Growing up I was often in my head a lot of the time worried about burdening anyone with my own emotions and how I was feeling because I didn’t want to make anyone feel the way I did. I’ve carried that into my adult life quite a bit and it’s still something I struggle with, but having the outlet of music for me at the moment is good enough, and if it can be a voice for people in my position and help them it’s even better.
After you release new music, do you spend time on social media seeing what people think, or do you prefer to distance yourself from the responses?
I think it would be pretty impossible not to scan everything and the Spotify artists live count of streams for the first little bit. You spend so much time and in the case of my latest single ‘21st Century Love’, two years sitting on a song, so of course you’re going to question how the world is taking care of your song baby. But you can’t let it get to you if things don’t go well. At the end of the day if you’re proud of what you make that’s what you’re left with so you can’t take anything too much to heart.
What is the main thing you hope people take away from your music?

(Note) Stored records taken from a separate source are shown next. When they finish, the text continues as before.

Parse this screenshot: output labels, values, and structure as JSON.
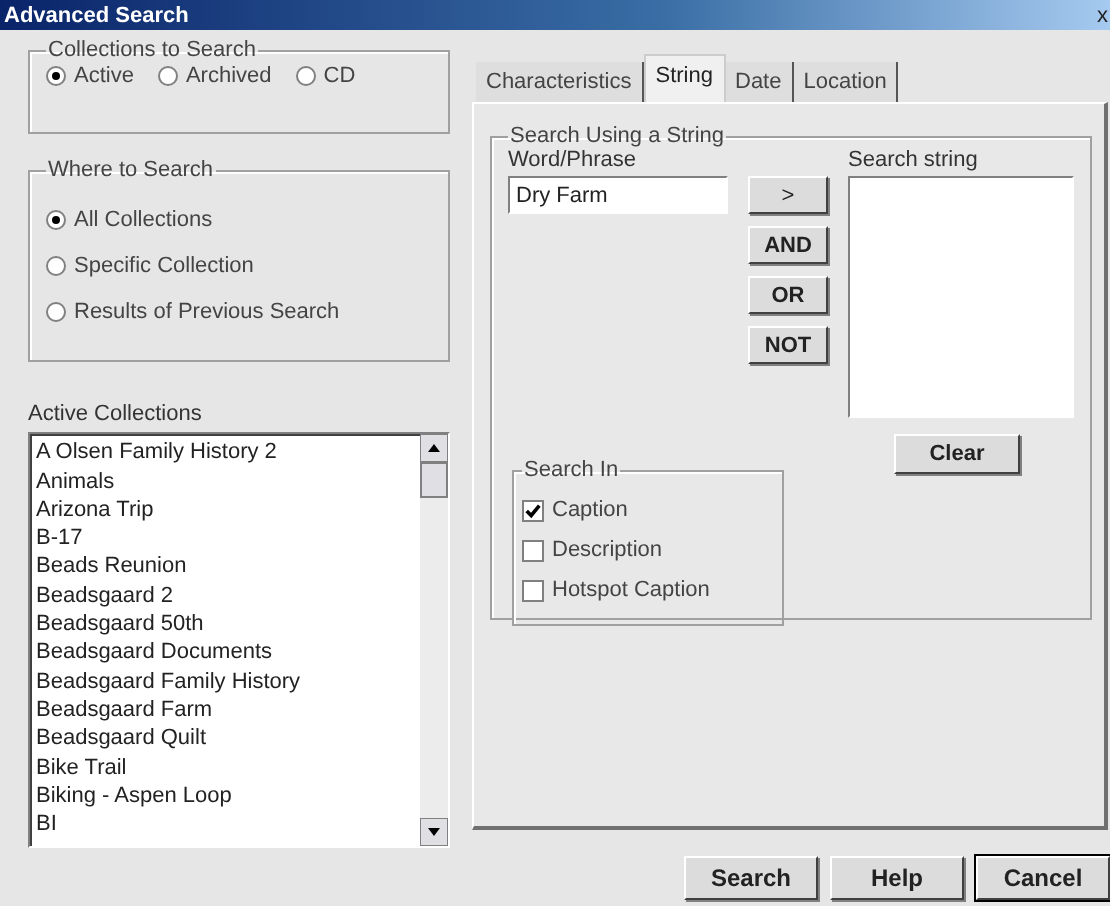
{
  "window": {
    "title": "Advanced Search",
    "close": "x"
  },
  "collections_to_search": {
    "label": "Collections to Search",
    "options": [
      {
        "label": "Active",
        "selected": true
      },
      {
        "label": "Archived",
        "selected": false
      },
      {
        "label": "CD",
        "selected": false
      }
    ]
  },
  "where_to_search": {
    "label": "Where to Search",
    "options": [
      {
        "label": "All Collections",
        "selected": true
      },
      {
        "label": "Specific Collection",
        "selected": false
      },
      {
        "label": "Results of Previous Search",
        "selected": false
      }
    ]
  },
  "active_collections": {
    "label": "Active Collections",
    "items": [
      "A Olsen Family History 2",
      "Animals",
      "Arizona Trip",
      "B-17",
      "Beads Reunion",
      "Beadsgaard 2",
      "Beadsgaard 50th",
      "Beadsgaard Documents",
      "Beadsgaard Family History",
      "Beadsgaard Farm",
      "Beadsgaard Quilt",
      "Bike Trail",
      "Biking - Aspen Loop",
      "BI"
    ]
  },
  "tabs": [
    {
      "label": "Characteristics",
      "selected": false
    },
    {
      "label": "String",
      "selected": true
    },
    {
      "label": "Date",
      "selected": false
    },
    {
      "label": "Location",
      "selected": false
    }
  ],
  "string_group": {
    "label": "Search Using a String",
    "word_label": "Word/Phrase",
    "word_value": "Dry Farm",
    "operators": [
      ">",
      "AND",
      "OR",
      "NOT"
    ],
    "search_string_label": "Search string",
    "clear": "Clear"
  },
  "search_in": {
    "label": "Search In",
    "options": [
      {
        "label": "Caption",
        "checked": true
      },
      {
        "label": "Description",
        "checked": false
      },
      {
        "label": "Hotspot Caption",
        "checked": false
      }
    ]
  },
  "buttons": [
    "Search",
    "Help",
    "Cancel"
  ]
}
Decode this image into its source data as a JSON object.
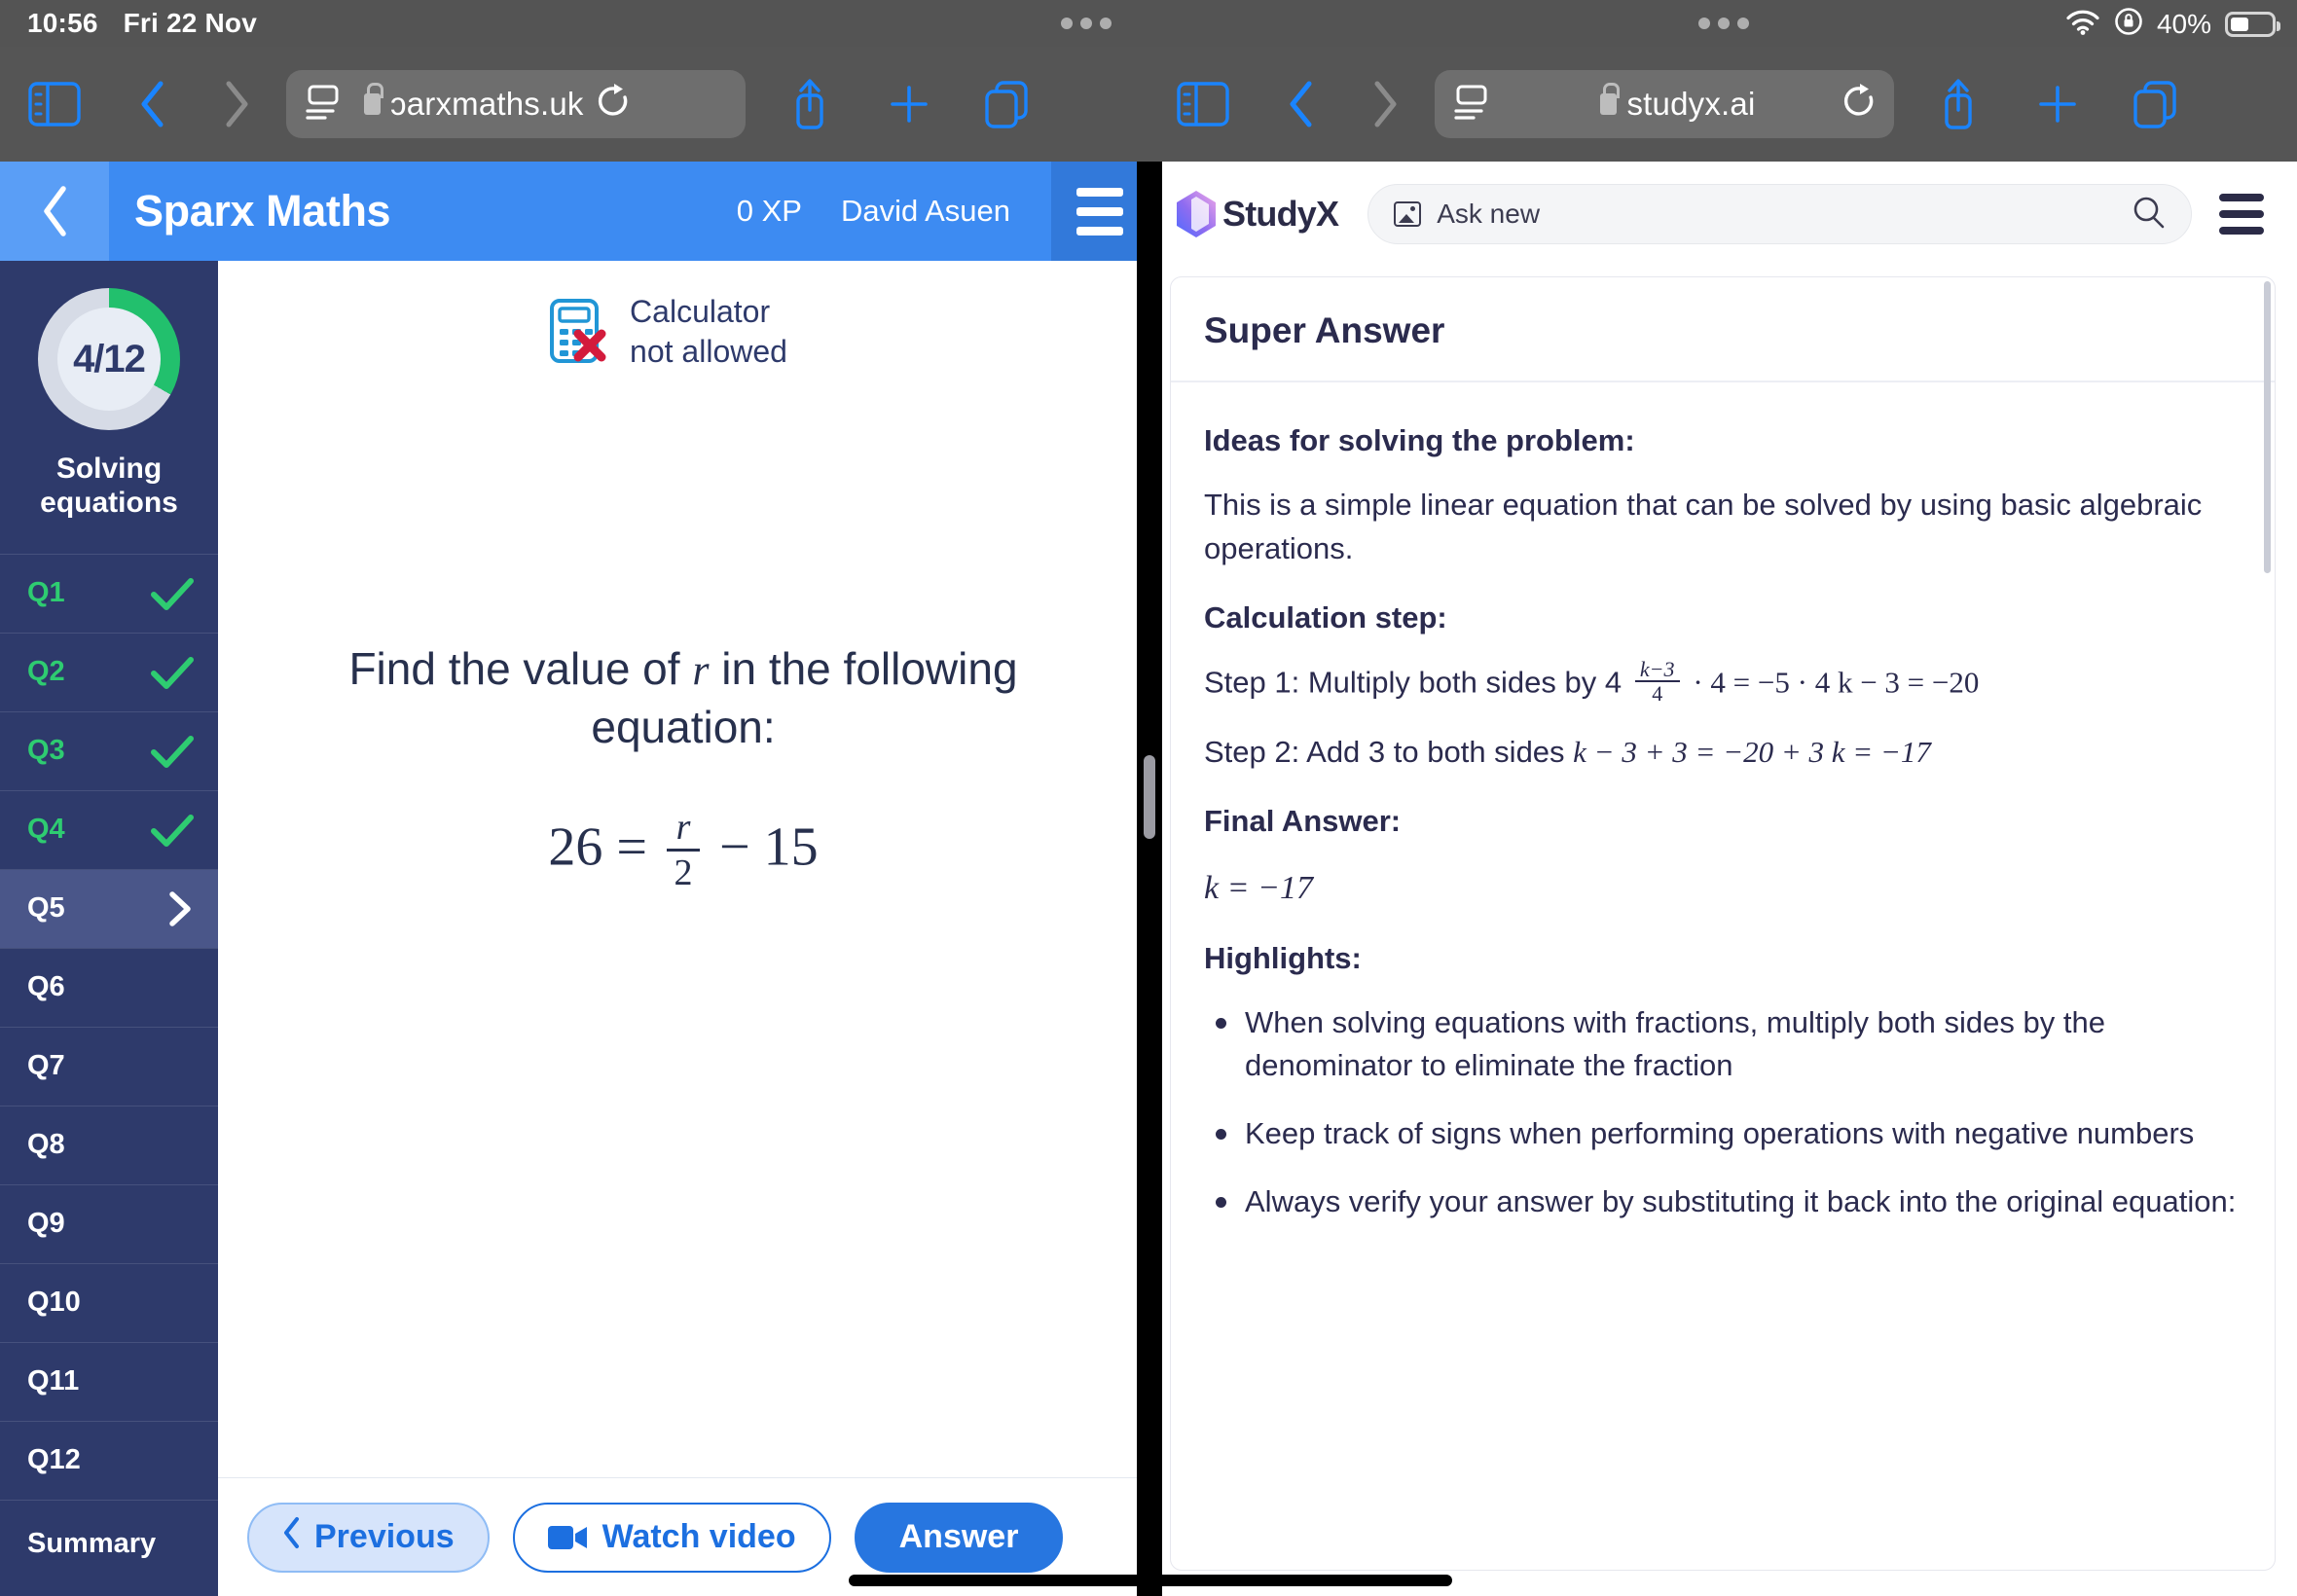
{
  "status_bar": {
    "time": "10:56",
    "date": "Fri 22 Nov",
    "battery_percent": "40%",
    "wifi_icon": "wifi-icon",
    "rotation_lock_icon": "rotation-lock-icon",
    "battery_icon": "battery-icon",
    "multitask_dots_icon": "multitask-handle-icon"
  },
  "browser_left": {
    "sidebar_icon": "sidebar-toggle-icon",
    "back_icon": "back-chevron-icon",
    "forward_icon": "forward-chevron-icon",
    "reader_icon": "page-settings-icon",
    "lock_icon": "lock-icon",
    "url": "ɔarxmaths.uk",
    "reload_icon": "reload-icon",
    "share_icon": "share-icon",
    "new_tab_icon": "plus-icon",
    "tabs_icon": "tabs-icon"
  },
  "browser_right": {
    "sidebar_icon": "sidebar-toggle-icon",
    "back_icon": "back-chevron-icon",
    "forward_icon": "forward-chevron-icon",
    "reader_icon": "page-settings-icon",
    "lock_icon": "lock-icon",
    "url": "studyx.ai",
    "reload_icon": "reload-icon",
    "share_icon": "share-icon",
    "new_tab_icon": "plus-icon",
    "tabs_icon": "tabs-icon"
  },
  "sparx": {
    "header": {
      "back_icon": "back-chevron-icon",
      "title": "Sparx Maths",
      "xp": "0 XP",
      "user": "David Asuen",
      "menu_icon": "hamburger-menu-icon"
    },
    "progress": {
      "value": "4/12",
      "completed": 4,
      "total": 12,
      "topic": "Solving equations",
      "ring_color": "#22c06d",
      "ring_track_color": "#d6dbe6"
    },
    "questions": [
      {
        "label": "Q1",
        "state": "done",
        "mark": "check-icon"
      },
      {
        "label": "Q2",
        "state": "done",
        "mark": "check-icon"
      },
      {
        "label": "Q3",
        "state": "done",
        "mark": "check-icon"
      },
      {
        "label": "Q4",
        "state": "done",
        "mark": "check-icon"
      },
      {
        "label": "Q5",
        "state": "active",
        "mark": "chevron-right-icon"
      },
      {
        "label": "Q6",
        "state": "pending",
        "mark": ""
      },
      {
        "label": "Q7",
        "state": "pending",
        "mark": ""
      },
      {
        "label": "Q8",
        "state": "pending",
        "mark": ""
      },
      {
        "label": "Q9",
        "state": "pending",
        "mark": ""
      },
      {
        "label": "Q10",
        "state": "pending",
        "mark": ""
      },
      {
        "label": "Q11",
        "state": "pending",
        "mark": ""
      },
      {
        "label": "Q12",
        "state": "pending",
        "mark": ""
      }
    ],
    "summary_label": "Summary",
    "calculator": {
      "icon": "calculator-not-allowed-icon",
      "line1": "Calculator",
      "line2": "not allowed"
    },
    "question": {
      "prompt_before": "Find the value of ",
      "prompt_variable": "r",
      "prompt_after": " in the following equation:",
      "equation_lhs": "26 =",
      "equation_numerator": "r",
      "equation_denominator": "2",
      "equation_tail": "− 15"
    },
    "footer": {
      "previous_label": "Previous",
      "previous_icon": "chevron-left-icon",
      "watch_video_label": "Watch video",
      "watch_video_icon": "video-camera-icon",
      "answer_label": "Answer"
    }
  },
  "studyx": {
    "brand": "StudyX",
    "logo_icon": "studyx-gem-logo-icon",
    "search_placeholder": "Ask new",
    "search_image_icon": "image-icon",
    "search_icon": "search-icon",
    "menu_icon": "hamburger-menu-icon",
    "card_title": "Super Answer",
    "sections": {
      "ideas_heading": "Ideas for solving the problem:",
      "ideas_text": "This is a simple linear equation that can be solved by using basic algebraic operations.",
      "calculation_heading": "Calculation step:",
      "step1_text": "Step 1: Multiply both sides by 4",
      "step1_num": "k−3",
      "step1_den": "4",
      "step1_math_tail": "· 4 = −5 · 4 k − 3 = −20",
      "step2_text": "Step 2: Add 3 to both sides",
      "step2_math": "k − 3 + 3 = −20 + 3 k = −17",
      "final_heading": "Final Answer:",
      "final_answer": "k = −17",
      "highlights_heading": "Highlights:",
      "highlights": [
        "When solving equations with fractions, multiply both sides by the denominator to eliminate the fraction",
        "Keep track of signs when performing operations with negative numbers",
        "Always verify your answer by substituting it back into the original equation:"
      ]
    }
  },
  "colors": {
    "sparx_blue": "#3d8bf2",
    "sidebar_navy": "#2e3a6b",
    "green": "#2ecc71",
    "answer_blue": "#2776e0",
    "studyx_ink": "#2b2b4e",
    "toolbar_gray": "#555555"
  }
}
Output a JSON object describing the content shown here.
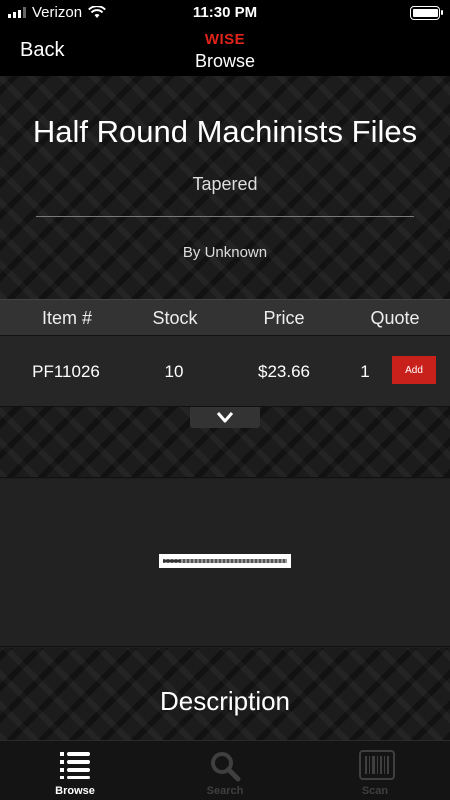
{
  "status": {
    "carrier": "Verizon",
    "time": "11:30 PM",
    "battery_level": 0.9
  },
  "nav": {
    "back_label": "Back",
    "brand": "WISE",
    "title": "Browse"
  },
  "product": {
    "title": "Half Round Machinists Files",
    "subtitle": "Tapered",
    "byline": "By Unknown"
  },
  "table": {
    "headers": [
      "Item #",
      "Stock",
      "Price",
      "Quote"
    ],
    "row": {
      "item": "PF11026",
      "stock": "10",
      "price": "$23.66",
      "quote": "1",
      "add_label": "Add"
    }
  },
  "description": {
    "title": "Description"
  },
  "tabs": [
    {
      "label": "Browse",
      "icon": "list-icon",
      "active": true
    },
    {
      "label": "Search",
      "icon": "search-icon",
      "active": false
    },
    {
      "label": "Scan",
      "icon": "barcode-icon",
      "active": false
    }
  ],
  "colors": {
    "accent": "#e0241b",
    "add_button": "#c8201b"
  }
}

Confidence to share their feelings and thoughts with others regardless of what others will think. I want them to know that their feelings are valid, whether they are happy or sad or how you think it’ll affect someone else. I want them to feel like they’re in a safe zone to be 100% themselves with zero judgement.
Interview by Sam Cohen